PORTSMOUTH, Va. (WAVY) — Tonight, we continue our investigation into Portsmouth 911 in Critical Condition.
Through a Freedom of Information Act (FOIA) request, we got thousands of emails that we have gone through showing people complaining about slow 911 pick up response.
We spoke to Portsmouth resident Reginald Brown, who was having a stroke in 2017, called 911 on a cellphone and landline, and got no response.
Brown said, “I pick up my cell phone and I am dialing 911 and I am waiting. And it’s ringing and it’s ringing and it’s ringing. And the more it rings the more afraid and a little agitated, I guess, I was getting, but then I was getting more scared because I was thinking if I’m having a stroke and no one is answering, it must be because I’m calling from my cellphone. So then I get my house phone and the same thing and it’s ringing and ringing.”
No 911 dispatcher picked up with Brown’s second call either, so he asked a friend to pick him up from his home and drive him the four miles to Bon Secours Maryview Medical Center.
By the time Brown arrived at the hospital, the left side of his body was paralyzed.
10 On Your Side first reported issues with Portsmouth’s 911 system in May when we obtained data on the number of seconds it took for dispatchers to answer the 94,000 calls that came through their lines in 2018.

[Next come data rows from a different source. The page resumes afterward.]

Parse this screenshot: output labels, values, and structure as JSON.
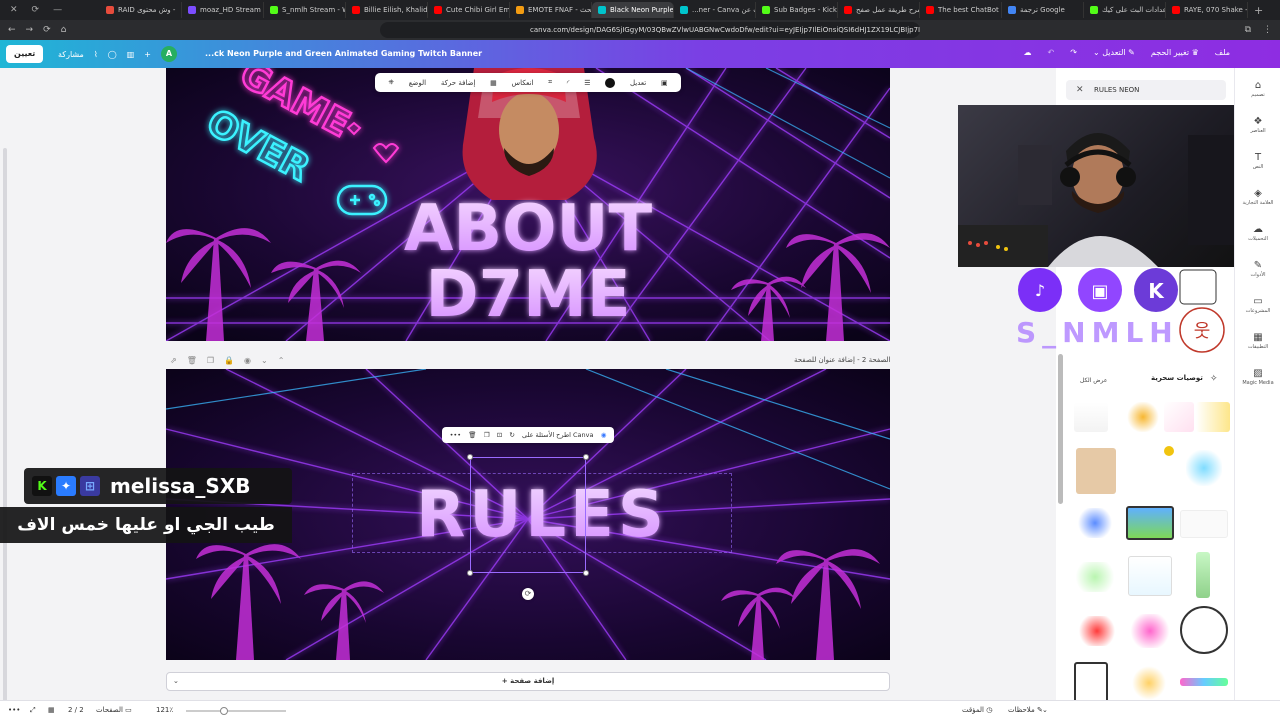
{
  "browser": {
    "tabs": [
      {
        "label": "RAID وش محتوى -",
        "color": "#e74c3c"
      },
      {
        "label": "moaz_HD Stream - W",
        "color": "#7c4dff"
      },
      {
        "label": "S_nmlh Stream - Wat",
        "color": "#53fc18"
      },
      {
        "label": "Billie Eilish, Khalid -",
        "color": "#ff0000"
      },
      {
        "label": "Cute Chibi Girl Emot",
        "color": "#ff0000"
      },
      {
        "label": "EMOTE FNAF - بحث",
        "color": "#f39c12"
      },
      {
        "label": "Black Neon Purple",
        "color": "#00c4cc",
        "active": true
      },
      {
        "label": "...ner - Canva بحث عن",
        "color": "#00c4cc"
      },
      {
        "label": "Sub Badges - Kick Dis",
        "color": "#53fc18"
      },
      {
        "label": "شرح طريقة عمل صفح",
        "color": "#ff0000"
      },
      {
        "label": "The best ChatBot and",
        "color": "#ff0000"
      },
      {
        "label": "ترجمة Google",
        "color": "#4285f4"
      },
      {
        "label": "إعدادات البث على كيك",
        "color": "#53fc18"
      },
      {
        "label": "RAYE, 070 Shake - Esc",
        "color": "#ff0000"
      }
    ],
    "url": "canva.com/design/DAG6SjIGgyM/03QBwZVlwUABGNwCwdoDfw/edit?ui=eyJEIjp7IlEiOnsiQSI6dHJ1ZX19LCJBIjp7IkX0"
  },
  "header": {
    "share_label": "تعيين",
    "share2_label": "مشاركة",
    "avatar_letter": "A",
    "doc_title": "...ck Neon Purple and Green Animated Gaming Twitch Banner",
    "edit_label": "التعديل",
    "resize_label": "تغيير الحجم",
    "file_label": "ملف"
  },
  "toolbar": {
    "items": [
      "الوضع",
      "إضافة حركة",
      "انعكاس",
      "تعديل"
    ]
  },
  "page1": {
    "line1": "ABOUT",
    "line2": "D7ME",
    "neon_game": "GAME",
    "neon_over": "OVER"
  },
  "page2": {
    "label": "الصفحة 2 - إضافة عنوان للصفحة",
    "text": "RULES",
    "ctx_label": "اطرح الأسئلة على Canva"
  },
  "add_page_label": "+ إضافة صفحة",
  "chat": {
    "username": "melissa_SXB",
    "message": "طيب الجي او عليها خمس الاف"
  },
  "rpanel": {
    "search_value": "RULES NEON",
    "stream_name": "S_NMLH",
    "magic_title": "توصيات سحرية",
    "magic_all": "عرض الكل"
  },
  "iconrail": [
    {
      "label": "تصميم",
      "icon": "design-icon"
    },
    {
      "label": "العناصر",
      "icon": "elements-icon"
    },
    {
      "label": "النص",
      "icon": "text-icon"
    },
    {
      "label": "العلامة التجارية",
      "icon": "brand-icon"
    },
    {
      "label": "التحميلات",
      "icon": "upload-icon"
    },
    {
      "label": "الأدوات",
      "icon": "tools-icon"
    },
    {
      "label": "المشروعات",
      "icon": "projects-icon"
    },
    {
      "label": "التطبيقات",
      "icon": "apps-icon"
    },
    {
      "label": "Magic Media",
      "icon": "magic-media-icon"
    }
  ],
  "bottombar": {
    "notes": "ملاحظات",
    "timer": "المؤقت",
    "pages": "الصفحات",
    "page_count": "2 / 2",
    "zoom": "121٪"
  },
  "colors": {
    "neon_pink": "#ff3ad6",
    "neon_cyan": "#3af2ff",
    "grid_purple": "#b03cff",
    "header_start": "#1fb6d6",
    "header_end": "#8e2de2"
  }
}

That data showed us that during every hour of the day, Portsmouth dispatchers were failing to meet the national standard of picking up 911 calls within 10 seconds. During the busiest hour of the day — 4 p.m. — dispatchers were only successfully answering 65 percent of 911 calls within 10 seconds.
10 On Your Side obtained the same 911 call data for 2019 to date. Since January, 911 dispatchers in Portsmouth have received nearly 38,000 calls — about 40 percent of what they received in all of 2018. The data shows that as of now, dispatchers are answering more calls within 10 seconds from 7 a.m. to 7 p.m. in Portsmouth — but aren’t showing great improvement in the late-night and early-morning hours of the day.
And Portsmouth dispatchers still aren’t answering 911 calls within 10 seconds often enough at any point in the day to meet the minimum standard of 90 percent, the data shows.
“Always concerned when they are not at the minimal standard,” said Portsmouth City Councilman Bill Moody. “That means calls coming in are not being answered in a timely fashion. But I am encouraged by the trend.”
“They are trending in the right direction,” Moody added. “Good progress has been made.”
10 On Your Side also discovered that the non-emergency 311 system, which City Manager Lydia Pettis-Patton told City Council would be live by the end of May, isn’t scheduled to be in use until the end of June. The 311 system will aim to alleviate 911 dispatchers by giving citizens a resource to call when they aren’t in the middle of an emergency but still need guidance or help, according to city spokeswoman Dana Woodson.
“The Call Center will be staffed with full and part-time employees to ensure coverage and respond effectively to inquires,” Woodson wrote in an email.